The Department of Health said Monday it had detected nine carriers of the B.1.1.7 variant—first found in the United Kingdom—in Cagayan Valley.
"This might explain why cases are increasing in Tuguegarao," DOH Spokesperson and Health Undersecretary Maria Rosario Vergeire said in an online press conference.
"We will submit samples for whole genome sequencing so we can see the trend why it is spiralling,” Vergeire said.
As of May 16, the Cagayan region has reported 2,835 active cases, nearly all of whom are residents of Cagayan province and Isabela.
Studies showed that the UK variant had a reproduction rate 1.35 times higher than normal coronavirus variants.
Vergeire said adequate COVID-19 vaccines had been deployed to the region and their utilization rate was also high.
As of May 11, Cagayan received 71,440 doses of COVID-19 vaccines from the national government, according to data from the DOH.
Cagayan region has used 94.7 percent of these doses, the DOH said.
So far, 67,653 people from Cagayan have received their first jab, while 10,779 others have been fully vaccinated, it said.
The condition of four Filipinos infected with the COVID-19 variant first detected in India was being closely monitored by the Department of Health.
On Monday, the DOH said the seafarers are still confined in hospitals.
Of the 12 carriers of the variant, one is still intubated, while three others continue to rely on oxygen support in some hospitals in Metro Manila, Vergeire said in an online press conference.
She said studies earlier showed that the India variant carried mutations that allowed it to get past the immune system and become more transmittable.
She said the patients infected with the B.1.617 variant "are being retested today" to see if they have recuperated from COVID-19.
Of the 12 known carriers of the India variant, 9 were seafarers aboard the MV Athens, 2 traveled from Belgium through a connecting flightfrom the United Arab Emirates, while another came from Oman.
The Philippines logged on Monday 5,979 new cases of coronavirus disease 2019 (COVID-19), bringing the total to 1,149,925, the Department of Health reported.
All laboratories were operational on May 15, 2021 while five labs were not able to submit their data to the COVID-19 Document Repository System.
The DOH also reported 54,235 active cases, which is 4.7 percent of the total. Of the active cases, 93.3 percent were mild; 2 percent were asymptomatic; 1.4 percent were critical; 2 percent were severe; and 1.25 percent were moderate.
The DOH also reported 72 new fatalities, bringing the death toll to 19,262, or 1.68 percent of the total cases.
Jabs in hot spots
Meanwhile, the government now aims to inoculate 58 million people living in COVID-19 hotspots in a bid to achieve herd immunity.

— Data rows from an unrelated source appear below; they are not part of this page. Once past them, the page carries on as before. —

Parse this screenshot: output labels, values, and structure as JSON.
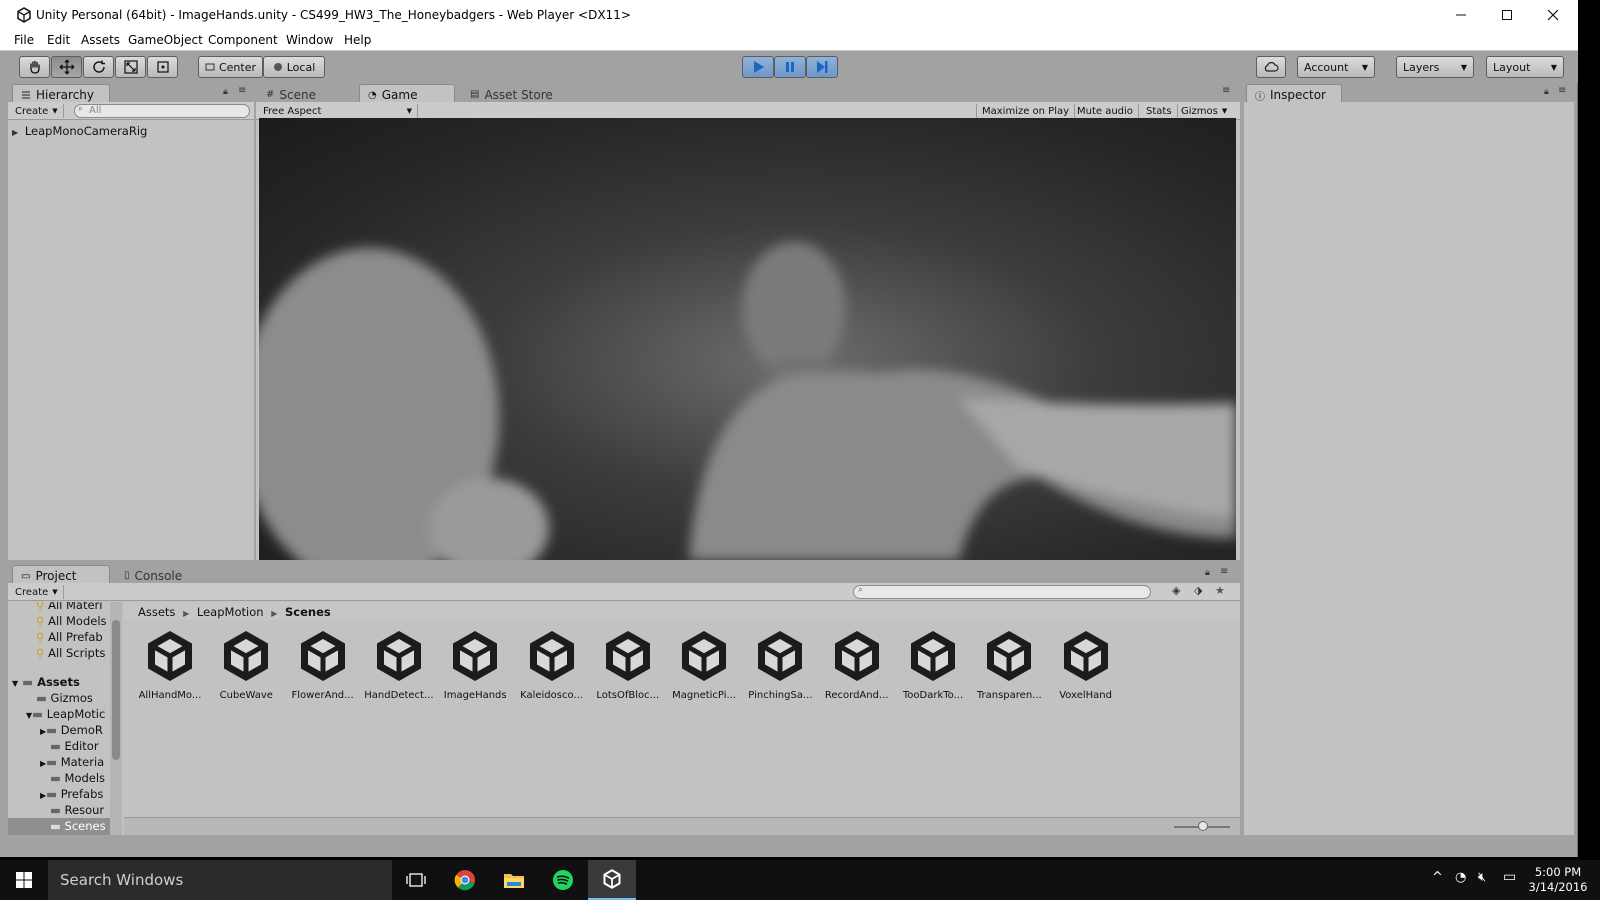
{
  "window": {
    "title": "Unity Personal (64bit) - ImageHands.unity - CS499_HW3_The_Honeybadgers - Web Player <DX11>"
  },
  "menu": [
    "File",
    "Edit",
    "Assets",
    "GameObject",
    "Component",
    "Window",
    "Help"
  ],
  "toolbar": {
    "pivot_label": "Center",
    "space_label": "Local",
    "account_label": "Account",
    "layers_label": "Layers",
    "layout_label": "Layout"
  },
  "hierarchy": {
    "tab": "Hierarchy",
    "create_label": "Create",
    "search_placeholder": "All",
    "items": [
      "LeapMonoCameraRig"
    ]
  },
  "center_tabs": {
    "scene": "Scene",
    "game": "Game",
    "asset_store": "Asset Store"
  },
  "game_bar": {
    "aspect": "Free Aspect",
    "maximize": "Maximize on Play",
    "mute": "Mute audio",
    "stats": "Stats",
    "gizmos": "Gizmos"
  },
  "inspector": {
    "tab": "Inspector"
  },
  "project": {
    "tab": "Project",
    "console_tab": "Console",
    "create_label": "Create",
    "favorites": [
      "All Materi",
      "All Models",
      "All Prefab",
      "All Scripts"
    ],
    "assets_root": "Assets",
    "tree": [
      "Gizmos",
      "LeapMotic",
      "DemoR",
      "Editor",
      "Materia",
      "Models",
      "Prefabs",
      "Resour",
      "Scenes"
    ],
    "breadcrumb": [
      "Assets",
      "LeapMotion",
      "Scenes"
    ],
    "scenes": [
      "AllHandMo...",
      "CubeWave",
      "FlowerAnd...",
      "HandDetect...",
      "ImageHands",
      "Kaleidosco...",
      "LotsOfBloc...",
      "MagneticPi...",
      "PinchingSa...",
      "RecordAnd...",
      "TooDarkTo...",
      "Transparen...",
      "VoxelHand"
    ]
  },
  "taskbar": {
    "search_placeholder": "Search Windows",
    "time": "5:00 PM",
    "date": "3/14/2016"
  },
  "colors": {
    "editor_bg": "#a2a2a2",
    "panel_bg": "#c2c2c2",
    "play_blue": "#2f7fd1",
    "taskbar": "#101010"
  }
}
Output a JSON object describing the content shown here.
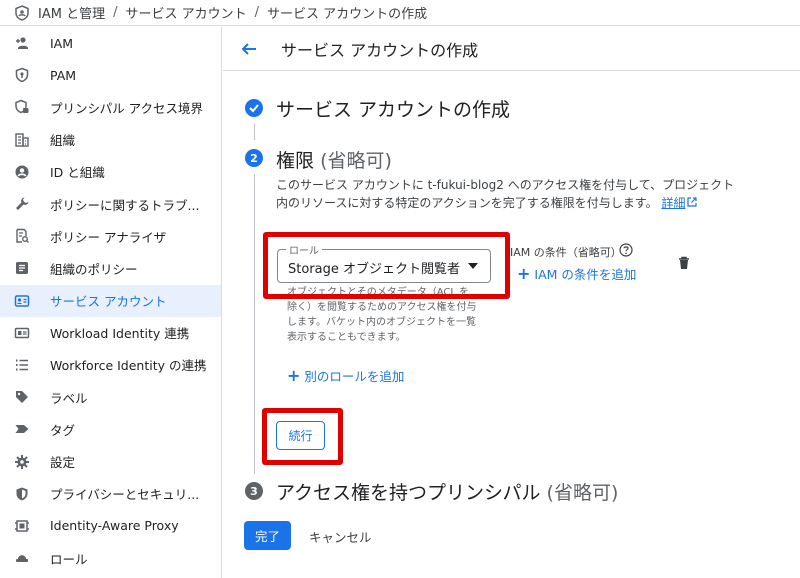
{
  "breadcrumb": {
    "items": [
      "IAM と管理",
      "サービス アカウント",
      "サービス アカウントの作成"
    ],
    "separator": "/"
  },
  "sidebar": {
    "items": [
      {
        "label": "IAM",
        "icon": "person-add-icon"
      },
      {
        "label": "PAM",
        "icon": "shield-key-icon"
      },
      {
        "label": "プリンシパル アクセス境界",
        "icon": "shield-lock-icon"
      },
      {
        "label": "組織",
        "icon": "domain-icon"
      },
      {
        "label": "ID と組織",
        "icon": "account-circle-icon"
      },
      {
        "label": "ポリシーに関するトラブ...",
        "icon": "wrench-icon"
      },
      {
        "label": "ポリシー アナライザ",
        "icon": "policy-analyzer-icon"
      },
      {
        "label": "組織のポリシー",
        "icon": "list-alt-icon"
      },
      {
        "label": "サービス アカウント",
        "icon": "service-account-icon",
        "active": true
      },
      {
        "label": "Workload Identity 連携",
        "icon": "id-card-icon"
      },
      {
        "label": "Workforce Identity の連携",
        "icon": "list-icon"
      },
      {
        "label": "ラベル",
        "icon": "label-icon"
      },
      {
        "label": "タグ",
        "icon": "tag-icon"
      },
      {
        "label": "設定",
        "icon": "gear-icon"
      },
      {
        "label": "プライバシーとセキュリ...",
        "icon": "shield-icon"
      },
      {
        "label": "Identity-Aware Proxy",
        "icon": "proxy-icon"
      },
      {
        "label": "ロール",
        "icon": "role-hat-icon"
      }
    ]
  },
  "header": {
    "title": "サービス アカウントの作成"
  },
  "steps": {
    "step1": {
      "title": "サービス アカウントの作成"
    },
    "step2": {
      "number": "2",
      "title": "権限",
      "optional": "(省略可)",
      "description": "このサービス アカウントに t-fukui-blog2 へのアクセス権を付与して、プロジェクト内のリソースに対する特定のアクションを完了する権限を付与します。",
      "more_link": "詳細",
      "role_field_label": "ロール",
      "role_value": "Storage オブジェクト閲覧者",
      "role_description": "オブジェクトとそのメタデータ（ACL を除く）を閲覧するためのアクセス権を付与します。バケット内のオブジェクトを一覧表示することもできます。",
      "iam_condition_label": "IAM の条件（省略可）",
      "iam_condition_add": "IAM の条件を追加",
      "add_role": "別のロールを追加",
      "continue": "続行"
    },
    "step3": {
      "number": "3",
      "title": "アクセス権を持つプリンシパル",
      "optional": "(省略可)"
    }
  },
  "actions": {
    "done": "完了",
    "cancel": "キャンセル"
  },
  "colors": {
    "accent": "#1a73e8",
    "highlight": "#e00000",
    "active_bg": "#e8f0fe"
  }
}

Malacañang identified these hotspots as Metro Manila, Metro Cebu, Metro Davao, Bulacan, Cavite, Pampanga, Laguna, Batangas, and Rizal.
The “expansion areas” include Regions 1 to 13, the Cordillera Administrative Region, and the cities of Cagayan de Oro, Baguio, Zamboanga, Bacolod, Iloilo, General Santos, and Iligan.
Local chief executives have also been bumped up to vaccination priority group A1.5.
The vaccination of some mayors in March had caused controversy as they were not yet included in the priority sectors for COVID-19 inoculation at the time.
The healthcare utilization rate in the National Capital Region has gone down after a spike in COVID-19 cases that overwhelmed hospitals in the region, the Department of Health (DOH) said Monday.
Vergeire said Metro Manila’s healthcare utilization rate had gone down to 48 percent.
The figure refers to the occupancy of intensive care units (ICU), isolation and ward beds.
Vergeire said the utilization rate of ICU beds had also decreased to 61 percent from a high of 88 percent during the peak of the surge in COVID-19 cases.
Despite this and the loosening of quarantine restrictions in Metro Manila and neighboring areas, Vergeire said local governments and the public must not let their guard down.
Physicians belonging to the Philippine Medical Association have raised grave concern on “the repeated and unfounded criticisms” against doctors in social media amid reports of malpractice and negligence cases being brought by patients against them related to the treatment of COVID-19.
“The PMA wishes to reiterate the time-honored principle that doctors mean no harm and their sole motivation is merely to treat patients with the best, available, most effective and affordable medicines and medical procedures,” PMA president Dr. Benito Atienza said.
“Doctors and other healthcare workers are at the forefront of confronting this pandemic. Bashing of doctors in social media and filing of cases against doctors who treat patients afflicted with COVID-19 may lead to the reluctance of some doctors to treat patients afflicted with COVID-19,” the PMA’s statement read.